Patients with a Low THC Oil Registry card can legally purchase up to 20 fluid ounces of the THC oil from licensed pharmacies or pharmacies according to legislation enacted in 2015 by former Governor Nathan Deal. However, without guidelines and a medical marijuana market, the 14,000 registered patients in Georgia have no legal means of obtaining the oil.

Zane Bader of the Georgia Cannabis Trade Association said most patients must break the law or leave the state to get the oil, which can be used to treat serious illnesses like cancer, Parkinson’s and AIDS.

Governor Brian Kemp has been driving the process since he took office, signing the Georgia Hope Act in April 2019. He created the Commission to Monitor the Regulation of the Medical Marijuana Industry.

Georgia’s Hope Act went into effect in July 2019. The commission held its first meeting in December 2019. However, Bader believes the pandemic, staff shortages and underfunding continued to delay the process.

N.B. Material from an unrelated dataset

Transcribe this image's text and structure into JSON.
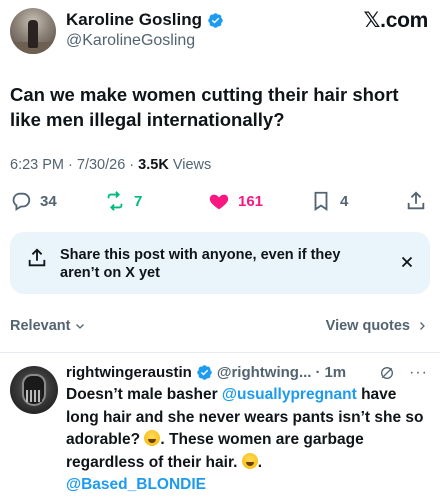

Kemp’s administration recommended a starting budget of $ 1.2 million to the commission, but lawmakers have allocated more than $ 200,000 for fiscal 2020, and about $ 200,000 less than the commission requested in fiscal 2021. The commission received more than $ 847,000 in fiscal 2022.

“Patients definitely need access to their products that they have been waiting for, and it’s just unfortunate that it took so long,” said Bader.

The commission said once the licenses are issued, companies can start building facilities and manufacturing, which can take six to eight months from the date the contract is awarded. It takes three to eight months to grow a cannabis plant.

The Commission will issue the letter of intent on Saturday to award contracts for two Class 1 production licenses and four Class 2 production licenses.

Class 1 production licenses allow up to 100,000 square meters of space for indoor cultivation and the production of low-THC oil. Class 2 production licenses allow up to 50,000 square meters of space for indoor cultivation and the production of low-THC oil.

The registration fee for a Class 1 license was $ 25,000. The Class 1 license fee is $ 200,000, and licensees must pay $ 100,000 to renew each year. The application fee for a Class 2 license was $ 5,000. The Class 2 license fee is $ 100,000, and licensees are required to pay $ 50,000 each year to renew.